Site Slogan

What can we help you with today?

Yale Study of CT Nursing Home Residents Shows 28 Percent Tested Positive For Coronavirus

Yale Study of CT Nursing Home Residents Shows 28 Percent Tested Positive For Coronavirus

Hartford Courant, August 14, 2020

By David Altimari

In late March, as the death toll from the coronavirus inside the state’s nursing homes started to rise and outbreaks were occurring almost daily, state Department of Public Health officials turned to epidemiologists at the Yale School of Public Health — a collaboration that led to an all-encompassing testing strategy that has slowed the deaths to a trickle.

On Wednesday, Yale published the results of its work with DPH, which showed more than 28% of the nursing home residents randomly tested in the joint study tested positive for the coronavirus.

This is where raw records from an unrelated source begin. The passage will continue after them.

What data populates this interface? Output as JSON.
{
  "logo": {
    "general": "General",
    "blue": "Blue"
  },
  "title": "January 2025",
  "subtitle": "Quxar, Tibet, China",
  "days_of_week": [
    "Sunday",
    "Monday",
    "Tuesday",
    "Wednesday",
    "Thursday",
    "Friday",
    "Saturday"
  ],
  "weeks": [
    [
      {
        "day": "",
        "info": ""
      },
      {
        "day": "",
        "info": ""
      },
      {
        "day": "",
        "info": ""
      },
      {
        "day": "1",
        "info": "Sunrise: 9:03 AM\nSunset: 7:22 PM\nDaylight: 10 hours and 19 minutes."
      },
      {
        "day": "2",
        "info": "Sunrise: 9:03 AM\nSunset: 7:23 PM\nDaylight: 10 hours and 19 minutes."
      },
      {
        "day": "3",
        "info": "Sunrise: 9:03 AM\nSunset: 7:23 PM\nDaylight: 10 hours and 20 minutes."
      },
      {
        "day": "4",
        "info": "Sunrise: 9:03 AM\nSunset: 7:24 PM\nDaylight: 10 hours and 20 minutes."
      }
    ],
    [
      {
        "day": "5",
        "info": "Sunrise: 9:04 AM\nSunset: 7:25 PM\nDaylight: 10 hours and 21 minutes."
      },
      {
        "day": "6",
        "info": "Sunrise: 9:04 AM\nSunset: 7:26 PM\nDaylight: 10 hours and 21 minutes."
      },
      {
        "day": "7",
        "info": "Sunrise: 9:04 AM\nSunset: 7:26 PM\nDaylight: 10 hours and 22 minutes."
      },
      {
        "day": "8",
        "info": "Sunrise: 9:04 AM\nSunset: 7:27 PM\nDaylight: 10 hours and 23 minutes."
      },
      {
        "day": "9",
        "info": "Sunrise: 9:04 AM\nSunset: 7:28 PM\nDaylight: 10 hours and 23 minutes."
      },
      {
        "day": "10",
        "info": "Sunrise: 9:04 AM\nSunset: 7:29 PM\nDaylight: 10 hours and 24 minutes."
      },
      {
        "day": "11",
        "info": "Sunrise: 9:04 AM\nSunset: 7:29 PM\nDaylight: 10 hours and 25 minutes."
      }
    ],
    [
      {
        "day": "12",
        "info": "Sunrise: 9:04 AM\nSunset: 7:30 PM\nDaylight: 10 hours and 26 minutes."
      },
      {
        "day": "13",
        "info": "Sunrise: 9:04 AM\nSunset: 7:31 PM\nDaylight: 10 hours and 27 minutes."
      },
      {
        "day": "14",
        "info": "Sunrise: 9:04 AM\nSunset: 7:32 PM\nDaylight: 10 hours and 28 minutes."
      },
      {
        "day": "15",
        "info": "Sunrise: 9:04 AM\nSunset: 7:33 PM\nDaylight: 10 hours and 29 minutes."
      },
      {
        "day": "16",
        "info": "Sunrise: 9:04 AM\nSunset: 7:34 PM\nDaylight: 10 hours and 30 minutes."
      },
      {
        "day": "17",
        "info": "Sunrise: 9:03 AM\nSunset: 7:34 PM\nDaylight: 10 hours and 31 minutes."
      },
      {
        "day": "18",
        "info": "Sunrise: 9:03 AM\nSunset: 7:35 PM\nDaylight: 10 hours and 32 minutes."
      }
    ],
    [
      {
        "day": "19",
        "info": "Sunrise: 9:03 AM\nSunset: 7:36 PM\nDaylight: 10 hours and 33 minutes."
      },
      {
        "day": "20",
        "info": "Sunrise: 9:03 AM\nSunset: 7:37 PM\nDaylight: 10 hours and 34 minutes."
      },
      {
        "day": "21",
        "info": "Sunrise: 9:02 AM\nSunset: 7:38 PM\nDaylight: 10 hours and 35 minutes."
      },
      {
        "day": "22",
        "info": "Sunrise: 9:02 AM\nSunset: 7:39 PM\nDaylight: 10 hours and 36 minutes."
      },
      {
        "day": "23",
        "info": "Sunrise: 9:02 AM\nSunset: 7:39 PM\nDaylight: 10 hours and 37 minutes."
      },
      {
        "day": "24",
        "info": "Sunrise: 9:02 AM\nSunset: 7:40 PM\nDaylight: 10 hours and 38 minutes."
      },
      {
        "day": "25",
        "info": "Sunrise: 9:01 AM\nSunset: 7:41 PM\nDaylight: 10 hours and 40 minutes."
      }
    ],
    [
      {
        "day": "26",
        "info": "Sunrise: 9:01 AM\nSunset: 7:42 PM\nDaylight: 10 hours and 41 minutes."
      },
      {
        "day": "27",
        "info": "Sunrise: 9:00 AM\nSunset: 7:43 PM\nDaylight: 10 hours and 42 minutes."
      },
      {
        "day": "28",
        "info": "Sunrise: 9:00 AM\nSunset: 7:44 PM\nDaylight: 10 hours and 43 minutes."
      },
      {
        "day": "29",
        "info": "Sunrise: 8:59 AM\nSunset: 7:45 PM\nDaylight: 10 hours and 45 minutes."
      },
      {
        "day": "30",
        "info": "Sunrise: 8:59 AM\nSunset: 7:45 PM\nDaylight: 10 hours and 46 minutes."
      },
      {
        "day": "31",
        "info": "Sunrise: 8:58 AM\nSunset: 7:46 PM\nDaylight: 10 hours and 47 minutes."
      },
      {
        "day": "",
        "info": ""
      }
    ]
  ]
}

But Yale Professor Sunil Parikh said more importantly the study shows a way forward to stop the spread of COVID-19 through long-term care facilities with vulnerable residents.

“I have never seen anything like the way this virus spread through these facilities” Parikh said. “I hope what people realize from this study is that if you want to contain the virus in nursing homes, then you better test everybody or else you will never control it.”

As of Thursday there had been 2,849 COVID deaths in the state’s 215 nursing homes — about 64% of the total numbers of deaths in the state. 

High infection rate back to top

Yale officials tested 2,117 nursing home residents in total and found 601 people had contracted the virus, or about 28%. Parikh said that is an “incredibly high” infection rate especially when you consider DPH was already monitoring infection control in nursing homes through spot inspections.

Parikh said the study found of the 601 positive cases, approximately 90% of the patients were asymptomatic at the time of testing, meaning there was no way for nursing home officials to know they had the virus without testing, which was in short supply in April when the deaths inside the state’s long-term care facilities exploded.

The study found that only a small number of the patients who tested positive went on to develop symptoms over the next few weeks.

“Point prevalence surveys are a necessary tool to get a handle of the state of an outbreak in nursing homes,” Parikh said. “Without widespread testing of all residents, it would have been impossible to effectively institute proper infection control measures, such as isolating infected, uninfected and exposed residents from one another.”

Yale students and faculty helped create the point prevalence surveys where everyday nursing homes entered their case data — how many patients had gone to the hospital, how many had tested positive and how many had died.

The joint effort with the Department of Public Health was unusual because it was a real-time collaboration, not a collecting of data that would be published a year later.